Please report the number of lines in the entries below that contain "data", with nothing added.
● ● ● ●
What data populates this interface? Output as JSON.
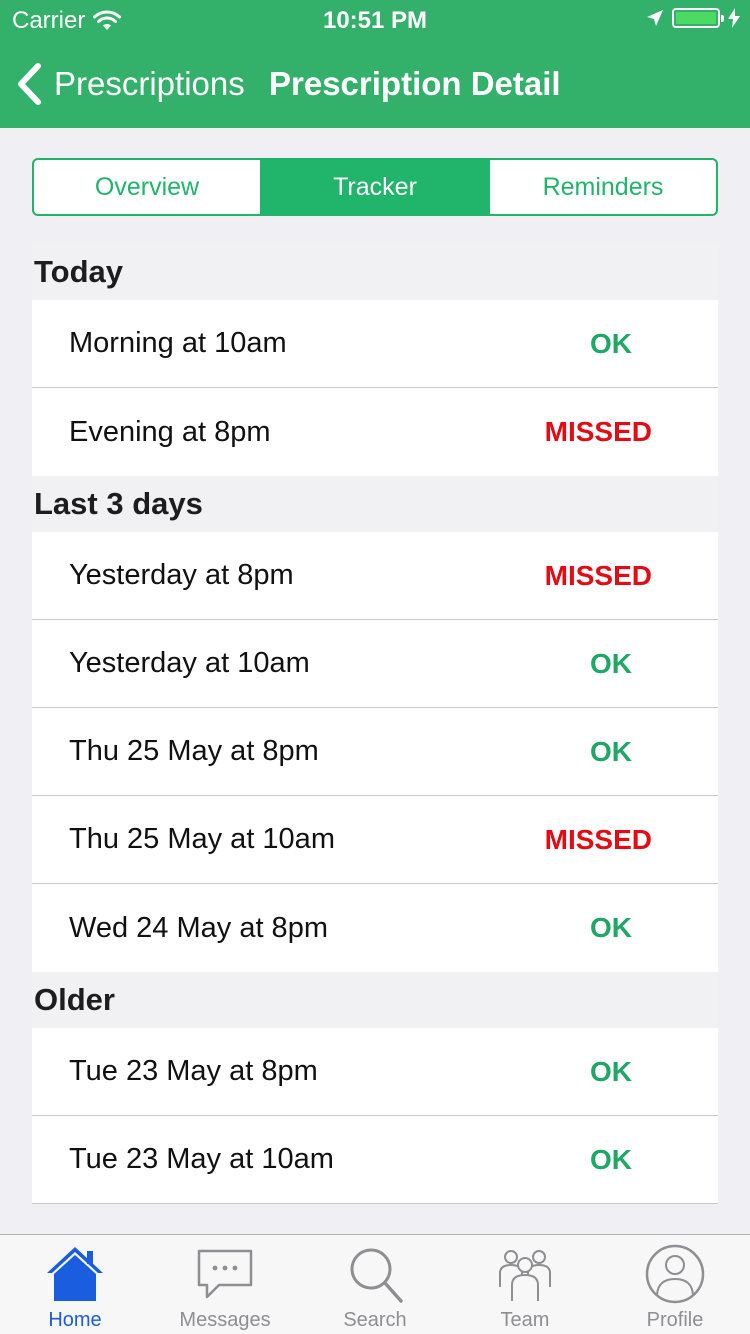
{
  "status_bar": {
    "carrier": "Carrier",
    "time": "10:51 PM"
  },
  "nav": {
    "back_label": "Prescriptions",
    "title": "Prescription Detail"
  },
  "segments": [
    {
      "label": "Overview",
      "active": false
    },
    {
      "label": "Tracker",
      "active": true
    },
    {
      "label": "Reminders",
      "active": false
    }
  ],
  "sections": [
    {
      "title": "Today",
      "rows": [
        {
          "label": "Morning at 10am",
          "status": "OK"
        },
        {
          "label": "Evening at 8pm",
          "status": "MISSED"
        }
      ]
    },
    {
      "title": "Last 3 days",
      "rows": [
        {
          "label": "Yesterday at 8pm",
          "status": "MISSED"
        },
        {
          "label": "Yesterday at 10am",
          "status": "OK"
        },
        {
          "label": "Thu 25 May at 8pm",
          "status": "OK"
        },
        {
          "label": "Thu 25 May at 10am",
          "status": "MISSED"
        },
        {
          "label": "Wed 24 May at 8pm",
          "status": "OK"
        }
      ]
    },
    {
      "title": "Older",
      "rows": [
        {
          "label": "Tue 23 May at 8pm",
          "status": "OK"
        },
        {
          "label": "Tue 23 May at 10am",
          "status": "OK"
        }
      ]
    }
  ],
  "tab_bar": [
    {
      "label": "Home",
      "icon": "home-icon",
      "active": true
    },
    {
      "label": "Messages",
      "icon": "messages-icon",
      "active": false
    },
    {
      "label": "Search",
      "icon": "search-icon",
      "active": false
    },
    {
      "label": "Team",
      "icon": "team-icon",
      "active": false
    },
    {
      "label": "Profile",
      "icon": "profile-icon",
      "active": false
    }
  ],
  "colors": {
    "header": "#33b06a",
    "accent": "#21b46b",
    "ok": "#1ea765",
    "missed": "#e40b14",
    "tab_active": "#1a5dde",
    "tab_inactive": "#8e8e93"
  }
}
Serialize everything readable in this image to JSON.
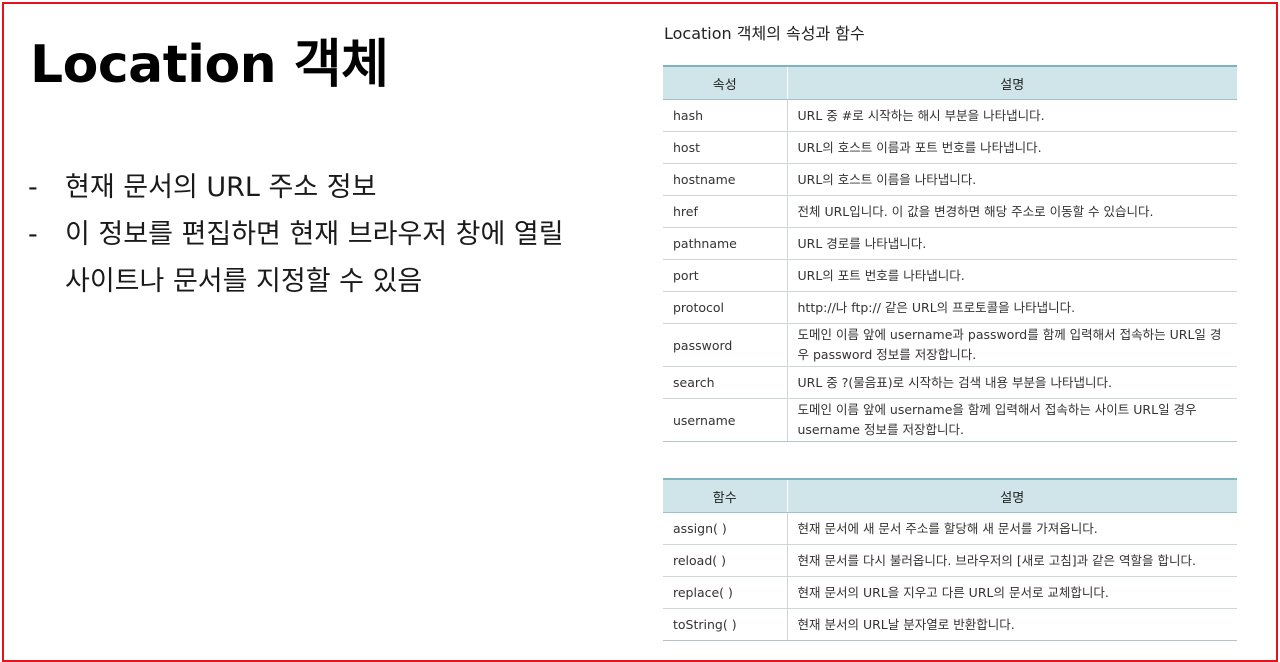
{
  "slide": {
    "title": "Location 객체",
    "bullets": [
      {
        "marker": "-",
        "text": "현재 문서의 URL 주소 정보"
      },
      {
        "marker": "-",
        "text": "이 정보를 편집하면 현재 브라우저 창에 열릴 사이트나 문서를 지정할 수 있음"
      }
    ]
  },
  "panel": {
    "title": "Location 객체의 속성과 함수",
    "properties": {
      "headers": [
        "속성",
        "설명"
      ],
      "rows": [
        {
          "name": "hash",
          "desc": "URL 중 #로 시작하는 해시 부분을 나타냅니다."
        },
        {
          "name": "host",
          "desc": "URL의 호스트 이름과 포트 번호를 나타냅니다."
        },
        {
          "name": "hostname",
          "desc": "URL의 호스트 이름을 나타냅니다."
        },
        {
          "name": "href",
          "desc": "전체 URL입니다. 이 값을 변경하면 해당 주소로 이동할 수 있습니다."
        },
        {
          "name": "pathname",
          "desc": "URL 경로를 나타냅니다."
        },
        {
          "name": "port",
          "desc": "URL의 포트 번호를 나타냅니다."
        },
        {
          "name": "protocol",
          "desc": "http://나 ftp:// 같은 URL의 프로토콜을 나타냅니다."
        },
        {
          "name": "password",
          "desc": "도메인 이름 앞에 username과 password를 함께 입력해서 접속하는 URL일 경우 password 정보를 저장합니다."
        },
        {
          "name": "search",
          "desc": "URL 중 ?(물음표)로 시작하는 검색 내용 부분을 나타냅니다."
        },
        {
          "name": "username",
          "desc": "도메인 이름 앞에 username을 함께 입력해서 접속하는 사이트 URL일 경우 username 정보를 저장합니다."
        }
      ]
    },
    "functions": {
      "headers": [
        "함수",
        "설명"
      ],
      "rows": [
        {
          "name": "assign( )",
          "desc": "현재 문서에 새 문서 주소를 할당해 새 문서를 가져옵니다."
        },
        {
          "name": "reload( )",
          "desc": "현재 문서를 다시 불러옵니다. 브라우저의 [새로 고침]과 같은 역할을 합니다."
        },
        {
          "name": "replace( )",
          "desc": "현재 문서의 URL을 지우고 다른 URL의 문서로 교체합니다."
        },
        {
          "name": "toString( )",
          "desc": "현재 분서의 URL날 분자열로 반환합니다."
        }
      ]
    }
  },
  "colors": {
    "frame_border": "#e3141b",
    "table_header_bg": "#cfe5ea",
    "table_header_border": "#7fb3c0"
  }
}
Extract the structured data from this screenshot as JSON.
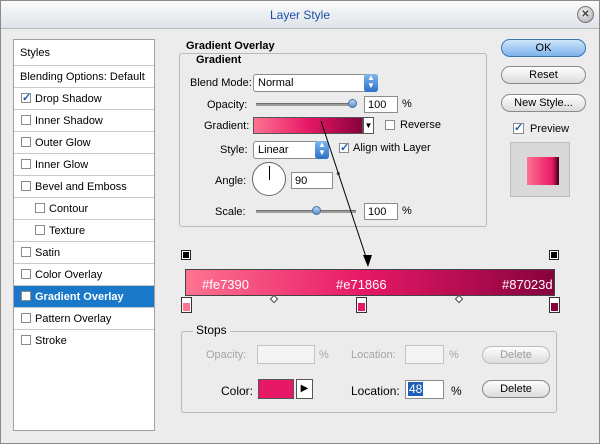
{
  "window": {
    "title": "Layer Style"
  },
  "styles_list": {
    "header": "Styles",
    "blending": "Blending Options: Default",
    "items": [
      {
        "label": "Drop Shadow",
        "checked": true
      },
      {
        "label": "Inner Shadow",
        "checked": false
      },
      {
        "label": "Outer Glow",
        "checked": false
      },
      {
        "label": "Inner Glow",
        "checked": false
      },
      {
        "label": "Bevel and Emboss",
        "checked": false
      },
      {
        "label": "Contour",
        "checked": false
      },
      {
        "label": "Texture",
        "checked": false
      },
      {
        "label": "Satin",
        "checked": false
      },
      {
        "label": "Color Overlay",
        "checked": false
      },
      {
        "label": "Gradient Overlay",
        "checked": true,
        "selected": true
      },
      {
        "label": "Pattern Overlay",
        "checked": false
      },
      {
        "label": "Stroke",
        "checked": false
      }
    ]
  },
  "gradient_overlay": {
    "title": "Gradient Overlay",
    "section": "Gradient",
    "blend_mode_label": "Blend Mode:",
    "blend_mode_value": "Normal",
    "opacity_label": "Opacity:",
    "opacity_value": "100",
    "opacity_unit": "%",
    "gradient_label": "Gradient:",
    "reverse_label": "Reverse",
    "reverse_checked": false,
    "style_label": "Style:",
    "style_value": "Linear",
    "align_label": "Align with Layer",
    "align_checked": true,
    "angle_label": "Angle:",
    "angle_value": "90",
    "angle_unit": "°",
    "scale_label": "Scale:",
    "scale_value": "100",
    "scale_unit": "%"
  },
  "gradient_editor": {
    "stop_colors": [
      "#fe7390",
      "#e71866",
      "#87023d"
    ],
    "stop_labels": [
      "#fe7390",
      "#e71866",
      "#87023d"
    ],
    "stops_title": "Stops",
    "opacity_label": "Opacity:",
    "opacity_unit": "%",
    "location_label": "Location:",
    "location_unit": "%",
    "delete_label": "Delete",
    "color_label": "Color:",
    "color_value": "#e71866",
    "location_value": "48",
    "location_label2": "Location:",
    "location_unit2": "%",
    "delete_label2": "Delete"
  },
  "buttons": {
    "ok": "OK",
    "reset": "Reset",
    "new_style": "New Style...",
    "preview": "Preview",
    "preview_checked": true
  },
  "colors": {
    "accent": "#1a78c9",
    "title": "#1a4fa6"
  }
}
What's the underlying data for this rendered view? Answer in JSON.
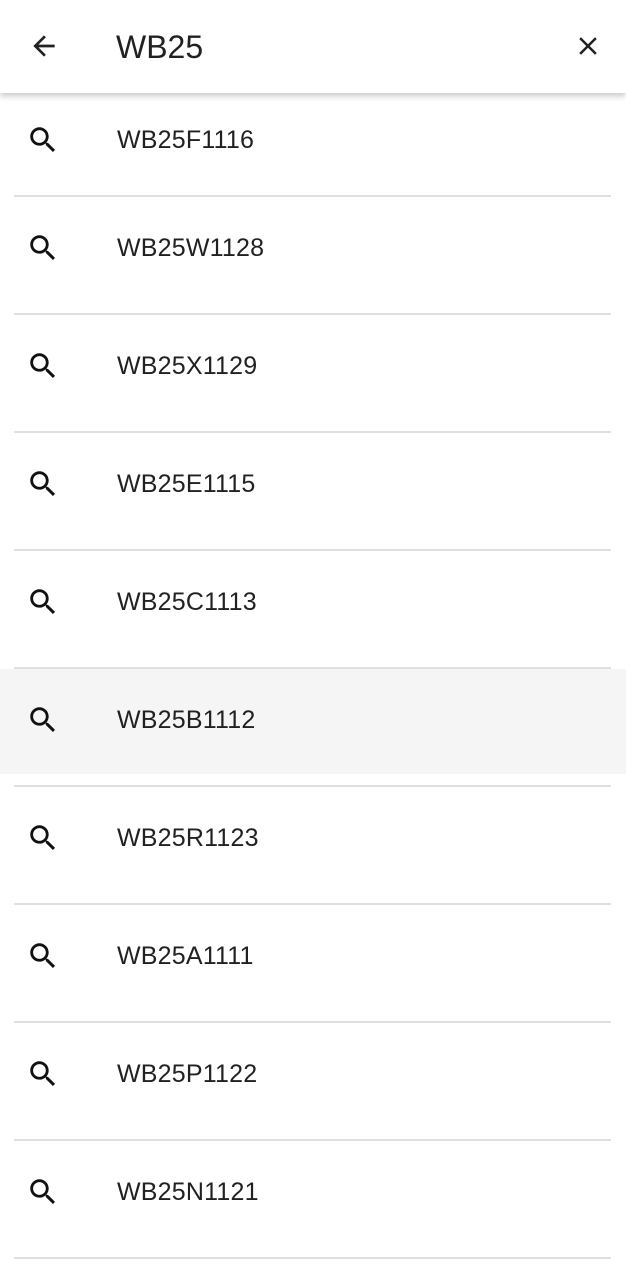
{
  "search": {
    "query": "WB25",
    "back_icon": "arrow-left-icon",
    "clear_icon": "close-icon"
  },
  "suggestions": [
    {
      "label": "WB25F1116",
      "icon": "search-icon",
      "highlighted": false
    },
    {
      "label": "WB25W1128",
      "icon": "search-icon",
      "highlighted": false
    },
    {
      "label": "WB25X1129",
      "icon": "search-icon",
      "highlighted": false
    },
    {
      "label": "WB25E1115",
      "icon": "search-icon",
      "highlighted": false
    },
    {
      "label": "WB25C1113",
      "icon": "search-icon",
      "highlighted": false
    },
    {
      "label": "WB25B1112",
      "icon": "search-icon",
      "highlighted": true
    },
    {
      "label": "WB25R1123",
      "icon": "search-icon",
      "highlighted": false
    },
    {
      "label": "WB25A1111",
      "icon": "search-icon",
      "highlighted": false
    },
    {
      "label": "WB25P1122",
      "icon": "search-icon",
      "highlighted": false
    },
    {
      "label": "WB25N1121",
      "icon": "search-icon",
      "highlighted": false
    }
  ],
  "colors": {
    "text": "#212121",
    "divider": "#e0e0e0",
    "highlight": "#f5f5f5",
    "background": "#ffffff"
  }
}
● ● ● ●
Solution to this exercise: 3